Your response should consist of every line below, reproduced without alteration.

++++ DATASET RECORDS

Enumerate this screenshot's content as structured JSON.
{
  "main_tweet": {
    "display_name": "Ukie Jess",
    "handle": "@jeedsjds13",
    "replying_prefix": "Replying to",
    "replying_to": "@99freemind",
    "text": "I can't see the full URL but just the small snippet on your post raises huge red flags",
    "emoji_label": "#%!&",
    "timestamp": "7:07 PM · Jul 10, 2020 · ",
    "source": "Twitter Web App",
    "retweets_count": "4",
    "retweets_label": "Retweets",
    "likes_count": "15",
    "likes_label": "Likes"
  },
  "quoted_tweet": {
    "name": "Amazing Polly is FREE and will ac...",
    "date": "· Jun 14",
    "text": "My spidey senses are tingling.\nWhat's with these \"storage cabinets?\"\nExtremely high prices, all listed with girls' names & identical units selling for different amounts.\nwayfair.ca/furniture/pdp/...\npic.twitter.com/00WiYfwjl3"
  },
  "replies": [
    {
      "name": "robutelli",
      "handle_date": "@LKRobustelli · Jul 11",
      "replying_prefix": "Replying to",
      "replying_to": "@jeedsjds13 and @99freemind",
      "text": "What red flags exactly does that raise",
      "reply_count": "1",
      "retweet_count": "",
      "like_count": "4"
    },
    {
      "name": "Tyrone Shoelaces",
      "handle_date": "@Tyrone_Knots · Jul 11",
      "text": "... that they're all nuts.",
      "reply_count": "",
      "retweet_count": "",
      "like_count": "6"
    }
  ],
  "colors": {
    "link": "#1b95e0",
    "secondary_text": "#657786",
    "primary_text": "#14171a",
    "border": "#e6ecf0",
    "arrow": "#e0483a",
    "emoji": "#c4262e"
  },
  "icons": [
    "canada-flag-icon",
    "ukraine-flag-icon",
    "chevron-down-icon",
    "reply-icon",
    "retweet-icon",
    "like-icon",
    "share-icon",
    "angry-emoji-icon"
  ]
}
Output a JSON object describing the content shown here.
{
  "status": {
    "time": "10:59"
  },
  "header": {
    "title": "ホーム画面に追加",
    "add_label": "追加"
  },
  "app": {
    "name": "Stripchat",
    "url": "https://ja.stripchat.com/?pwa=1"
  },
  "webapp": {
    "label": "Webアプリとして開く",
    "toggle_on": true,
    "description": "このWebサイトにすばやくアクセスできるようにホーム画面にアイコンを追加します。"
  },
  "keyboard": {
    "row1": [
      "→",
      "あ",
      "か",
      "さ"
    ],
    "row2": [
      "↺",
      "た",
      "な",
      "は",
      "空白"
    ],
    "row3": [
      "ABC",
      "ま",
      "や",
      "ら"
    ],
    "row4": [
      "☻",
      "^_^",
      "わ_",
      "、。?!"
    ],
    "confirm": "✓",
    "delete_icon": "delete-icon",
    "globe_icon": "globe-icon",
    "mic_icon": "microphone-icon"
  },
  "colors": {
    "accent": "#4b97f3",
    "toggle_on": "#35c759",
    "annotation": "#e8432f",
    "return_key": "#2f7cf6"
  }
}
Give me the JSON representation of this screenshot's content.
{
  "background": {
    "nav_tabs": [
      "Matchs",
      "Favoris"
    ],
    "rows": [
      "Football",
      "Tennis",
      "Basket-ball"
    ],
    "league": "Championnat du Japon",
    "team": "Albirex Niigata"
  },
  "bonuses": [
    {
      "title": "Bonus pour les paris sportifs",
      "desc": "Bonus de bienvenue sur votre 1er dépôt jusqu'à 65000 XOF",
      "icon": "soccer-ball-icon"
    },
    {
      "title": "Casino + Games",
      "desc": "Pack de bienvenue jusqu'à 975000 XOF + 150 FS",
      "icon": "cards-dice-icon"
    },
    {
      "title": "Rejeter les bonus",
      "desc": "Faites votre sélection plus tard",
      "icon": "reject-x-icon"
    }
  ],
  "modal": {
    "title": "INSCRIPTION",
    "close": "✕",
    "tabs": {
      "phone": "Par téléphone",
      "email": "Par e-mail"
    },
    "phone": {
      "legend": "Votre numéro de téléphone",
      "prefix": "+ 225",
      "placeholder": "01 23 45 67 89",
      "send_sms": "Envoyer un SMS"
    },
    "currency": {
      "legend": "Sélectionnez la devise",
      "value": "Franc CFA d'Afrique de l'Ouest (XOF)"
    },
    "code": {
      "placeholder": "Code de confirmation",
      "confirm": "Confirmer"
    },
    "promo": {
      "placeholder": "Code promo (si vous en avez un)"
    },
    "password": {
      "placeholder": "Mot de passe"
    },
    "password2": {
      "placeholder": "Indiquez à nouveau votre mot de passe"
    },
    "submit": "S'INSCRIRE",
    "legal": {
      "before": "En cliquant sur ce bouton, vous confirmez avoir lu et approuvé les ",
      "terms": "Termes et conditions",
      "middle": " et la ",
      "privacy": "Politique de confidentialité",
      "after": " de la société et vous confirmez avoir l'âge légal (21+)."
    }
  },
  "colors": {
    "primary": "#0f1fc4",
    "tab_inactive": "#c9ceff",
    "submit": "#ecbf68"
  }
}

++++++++

RESPONSE BELOW:
Enumerate this screenshot's content as structured JSON.
{
  "main_tweet": {
    "display_name": "Ukie Jess",
    "handle": "@jeedsjds13",
    "replying_prefix": "Replying to",
    "replying_to": "@99freemind",
    "text": "I can't see the full URL but just the small snippet on your post raises huge red flags",
    "emoji_label": "#%!&",
    "timestamp": "7:07 PM · Jul 10, 2020 · ",
    "source": "Twitter Web App",
    "retweets_count": "4",
    "retweets_label": "Retweets",
    "likes_count": "15",
    "likes_label": "Likes"
  },
  "quoted_tweet": {
    "name": "Amazing Polly is FREE and will ac...",
    "date": "· Jun 14",
    "text": "My spidey senses are tingling.\nWhat's with these \"storage cabinets?\"\nExtremely high prices, all listed with girls' names & identical units selling for different amounts.\nwayfair.ca/furniture/pdp/...\npic.twitter.com/00WiYfwjl3"
  },
  "replies": [
    {
      "name": "robutelli",
      "handle_date": "@LKRobustelli · Jul 11",
      "replying_prefix": "Replying to",
      "replying_to": "@jeedsjds13 and @99freemind",
      "text": "What red flags exactly does that raise",
      "reply_count": "1",
      "retweet_count": "",
      "like_count": "4"
    },
    {
      "name": "Tyrone Shoelaces",
      "handle_date": "@Tyrone_Knots · Jul 11",
      "text": "... that they're all nuts.",
      "reply_count": "",
      "retweet_count": "",
      "like_count": "6"
    }
  ],
  "colors": {
    "link": "#1b95e0",
    "secondary_text": "#657786",
    "primary_text": "#14171a",
    "border": "#e6ecf0",
    "arrow": "#e0483a",
    "emoji": "#c4262e"
  },
  "icons": [
    "canada-flag-icon",
    "ukraine-flag-icon",
    "chevron-down-icon",
    "reply-icon",
    "retweet-icon",
    "like-icon",
    "share-icon",
    "angry-emoji-icon"
  ]
}
Output a JSON object describing the content shown here.
{
  "status": {
    "time": "10:59"
  },
  "header": {
    "title": "ホーム画面に追加",
    "add_label": "追加"
  },
  "app": {
    "name": "Stripchat",
    "url": "https://ja.stripchat.com/?pwa=1"
  },
  "webapp": {
    "label": "Webアプリとして開く",
    "toggle_on": true,
    "description": "このWebサイトにすばやくアクセスできるようにホーム画面にアイコンを追加します。"
  },
  "keyboard": {
    "row1": [
      "→",
      "あ",
      "か",
      "さ"
    ],
    "row2": [
      "↺",
      "た",
      "な",
      "は",
      "空白"
    ],
    "row3": [
      "ABC",
      "ま",
      "や",
      "ら"
    ],
    "row4": [
      "☻",
      "^_^",
      "わ_",
      "、。?!"
    ],
    "confirm": "✓",
    "delete_icon": "delete-icon",
    "globe_icon": "globe-icon",
    "mic_icon": "microphone-icon"
  },
  "colors": {
    "accent": "#4b97f3",
    "toggle_on": "#35c759",
    "annotation": "#e8432f",
    "return_key": "#2f7cf6"
  }
}
Give me the JSON representation of this screenshot's content.
{
  "background": {
    "nav_tabs": [
      "Matchs",
      "Favoris"
    ],
    "rows": [
      "Football",
      "Tennis",
      "Basket-ball"
    ],
    "league": "Championnat du Japon",
    "team": "Albirex Niigata"
  },
  "bonuses": [
    {
      "title": "Bonus pour les paris sportifs",
      "desc": "Bonus de bienvenue sur votre 1er dépôt jusqu'à 65000 XOF",
      "icon": "soccer-ball-icon"
    },
    {
      "title": "Casino + Games",
      "desc": "Pack de bienvenue jusqu'à 975000 XOF + 150 FS",
      "icon": "cards-dice-icon"
    },
    {
      "title": "Rejeter les bonus",
      "desc": "Faites votre sélection plus tard",
      "icon": "reject-x-icon"
    }
  ],
  "modal": {
    "title": "INSCRIPTION",
    "close": "✕",
    "tabs": {
      "phone": "Par téléphone",
      "email": "Par e-mail"
    },
    "phone": {
      "legend": "Votre numéro de téléphone",
      "prefix": "+ 225",
      "placeholder": "01 23 45 67 89",
      "send_sms": "Envoyer un SMS"
    },
    "currency": {
      "legend": "Sélectionnez la devise",
      "value": "Franc CFA d'Afrique de l'Ouest (XOF)"
    },
    "code": {
      "placeholder": "Code de confirmation",
      "confirm": "Confirmer"
    },
    "promo": {
      "placeholder": "Code promo (si vous en avez un)"
    },
    "password": {
      "placeholder": "Mot de passe"
    },
    "password2": {
      "placeholder": "Indiquez à nouveau votre mot de passe"
    },
    "submit": "S'INSCRIRE",
    "legal": {
      "before": "En cliquant sur ce bouton, vous confirmez avoir lu et approuvé les ",
      "terms": "Termes et conditions",
      "middle": " et la ",
      "privacy": "Politique de confidentialité",
      "after": " de la société et vous confirmez avoir l'âge légal (21+)."
    }
  },
  "colors": {
    "primary": "#0f1fc4",
    "tab_inactive": "#c9ceff",
    "submit": "#ecbf68"
  }
}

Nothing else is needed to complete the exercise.